In Liberia, we used whole cream powdered milk (which is nearly impossible to find at a reasonable price here).  I would reconstitute it at about one and a half strength, using water at about 115 degrees.  The goal is to have the milk between 110 and 115 degrees when the yogurt culture goes in.  I then put this container in a cooler with a damp dishtowel that I had warmed in the microwave, and leave it over night.  After a couple of hours in the fridge, the yogurt had set quite nicely.

Lavash helping check the temperature. The cats love when I make yogurt.

Currently, I use whole milk from the store.  Even though I don’t need to pasteurize it (in Ashgabat, since we bought milk in the market in 1-liter bottles pasteurization was a necessary first step), I find I get the best set by taking the milk up to 180 degrees.  I suspect that this does two things: 1) takes care of any stray bacteria that might interfere with the yogurt culture and 2) denatures and concentrates the milk proteins so that it’s easier for the yogurt bacteria to do its thing.  After the milk hits 180, I cool it to 115, and pour it into a container for a water bath yogurt warmer.  The heating element keeps the water at just the right temperature to gently warm the cultured milk.  In about four hours, the yogurt is done, and just needs to cool in the fridge for a couple of hours to be fully set.

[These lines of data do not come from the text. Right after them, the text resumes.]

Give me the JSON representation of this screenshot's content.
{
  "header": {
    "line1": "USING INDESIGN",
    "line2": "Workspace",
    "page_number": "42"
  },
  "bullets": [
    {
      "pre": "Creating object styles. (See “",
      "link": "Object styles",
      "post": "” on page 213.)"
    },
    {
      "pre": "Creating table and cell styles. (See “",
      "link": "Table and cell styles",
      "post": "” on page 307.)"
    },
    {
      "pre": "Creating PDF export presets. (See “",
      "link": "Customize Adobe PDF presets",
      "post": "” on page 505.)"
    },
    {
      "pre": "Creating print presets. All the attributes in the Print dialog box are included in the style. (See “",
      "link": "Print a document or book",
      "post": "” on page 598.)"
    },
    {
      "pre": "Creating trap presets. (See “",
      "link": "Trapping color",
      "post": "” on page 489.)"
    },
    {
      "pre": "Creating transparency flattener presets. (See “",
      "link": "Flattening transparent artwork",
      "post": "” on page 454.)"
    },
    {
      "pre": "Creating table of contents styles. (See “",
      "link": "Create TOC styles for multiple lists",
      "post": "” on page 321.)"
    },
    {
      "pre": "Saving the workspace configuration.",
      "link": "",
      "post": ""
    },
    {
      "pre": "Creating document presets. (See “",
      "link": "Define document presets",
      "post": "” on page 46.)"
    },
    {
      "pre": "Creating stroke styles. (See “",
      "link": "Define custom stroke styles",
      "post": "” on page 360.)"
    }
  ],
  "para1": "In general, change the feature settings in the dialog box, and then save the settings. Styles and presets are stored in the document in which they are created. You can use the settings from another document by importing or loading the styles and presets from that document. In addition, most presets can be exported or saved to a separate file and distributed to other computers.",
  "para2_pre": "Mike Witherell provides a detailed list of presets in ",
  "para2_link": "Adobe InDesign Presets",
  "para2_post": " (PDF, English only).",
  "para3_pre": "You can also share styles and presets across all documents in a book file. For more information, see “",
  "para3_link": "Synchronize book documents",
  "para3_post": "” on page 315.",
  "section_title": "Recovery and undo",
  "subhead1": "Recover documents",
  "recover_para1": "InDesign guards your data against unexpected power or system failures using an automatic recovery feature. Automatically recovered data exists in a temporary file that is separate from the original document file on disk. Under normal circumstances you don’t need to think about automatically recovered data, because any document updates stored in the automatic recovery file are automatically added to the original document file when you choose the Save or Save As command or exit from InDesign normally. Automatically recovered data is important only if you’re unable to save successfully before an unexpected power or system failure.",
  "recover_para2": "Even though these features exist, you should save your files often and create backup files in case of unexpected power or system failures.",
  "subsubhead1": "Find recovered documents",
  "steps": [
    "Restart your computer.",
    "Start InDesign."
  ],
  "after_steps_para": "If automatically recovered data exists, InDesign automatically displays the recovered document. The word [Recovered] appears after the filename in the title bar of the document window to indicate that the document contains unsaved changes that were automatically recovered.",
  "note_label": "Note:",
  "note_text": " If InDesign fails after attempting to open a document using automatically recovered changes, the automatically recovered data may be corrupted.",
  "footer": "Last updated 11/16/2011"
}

I recently started culturing buttermilk  It started because I wanted to do buttermilk biscuits with breakfast on Sunday during Lent (rather than coffee cake).  I’ve kept some around for pancakes and other baking use, and, since it’s so easy to do, well worth it.  Again, starting from store-bought, it’s a ratio of about 1:3, that is, fill your container one quarter of the way with buttermilk, then the rest of the way with whole milk [it might work with 2% or skim, but I haven’t tried it] and leave it at room temperature, loosely covered, for at least eight, or up to 12 hours.  What you’re looking for is the milk to get thick and start to smell slightly tangy like buttermilk.  I’ve heard some people leave it for a full day, but I start to get separation after much more than 8 hours, especially when it’s warm.

Nice, thick buttermilk after an 8-hour culture time and a couple of hours in the fridge.

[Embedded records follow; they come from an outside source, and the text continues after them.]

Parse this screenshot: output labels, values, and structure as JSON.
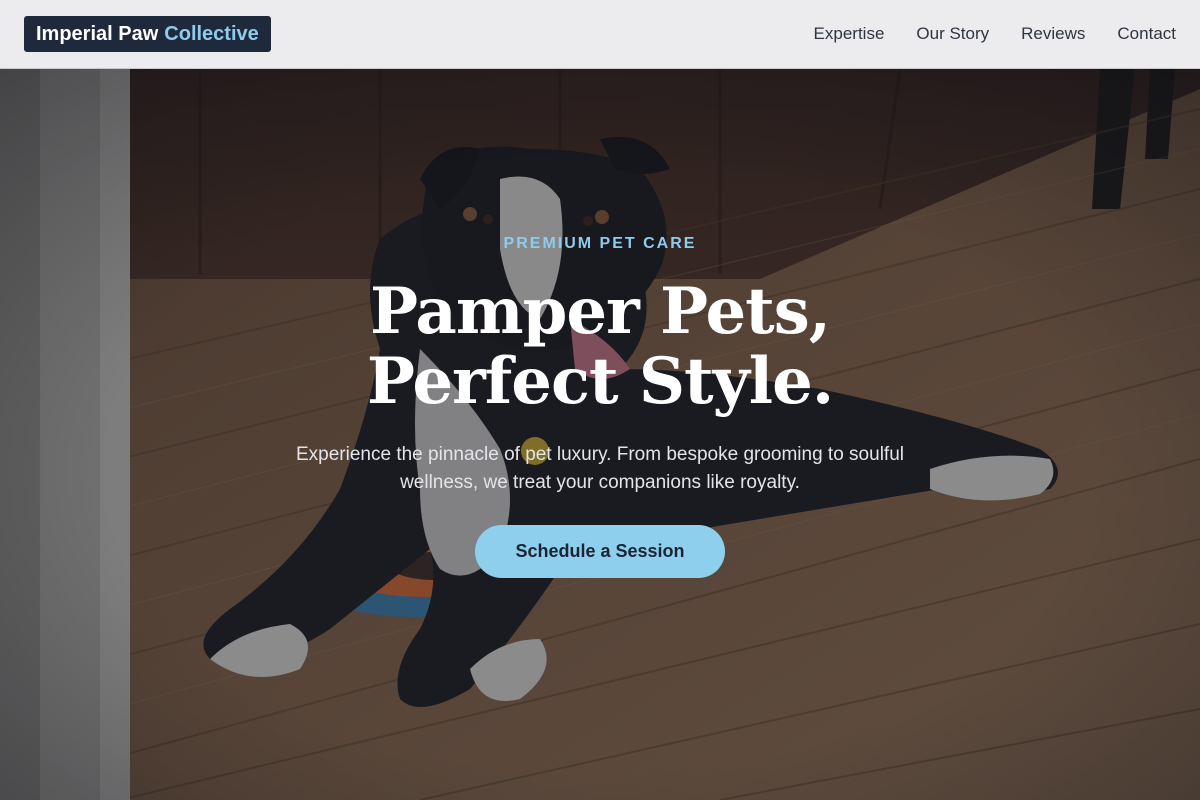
{
  "header": {
    "logo_main": "Imperial Paw",
    "logo_accent": "Collective",
    "nav": [
      "Expertise",
      "Our Story",
      "Reviews",
      "Contact"
    ]
  },
  "hero": {
    "eyebrow": "PREMIUM PET CARE",
    "headline_line1": "Pamper Pets,",
    "headline_line2": "Perfect Style.",
    "subtext": "Experience the pinnacle of pet luxury. From bespoke grooming to soulful wellness, we treat your companions like royalty.",
    "cta_label": "Schedule a Session",
    "background_image": "dog-on-wooden-floor-photo"
  },
  "colors": {
    "logo_bg": "#1e2a3b",
    "accent": "#8fcbea",
    "cta_bg": "#8fcfee",
    "header_bg": "#ececee",
    "overlay": "#181c26"
  }
}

I also tested whether the warming the milk to 90 degrees before culturing made a difference (which I had read on a couple of sites), but I found that the straight-from-the fridge milk cultured just as fast as the 90 degree milk.

Cheesemaking is also enjoyable, but for now, the return on investment for the time and effort is much better for just the yogurt and buttermilk.  If we’re ever in a place again where all we can get is raw, unpasteurized milk from questionable sources, we’ll probably take up cheesemaking again, and add it to our regular repertoire of milk manipulation.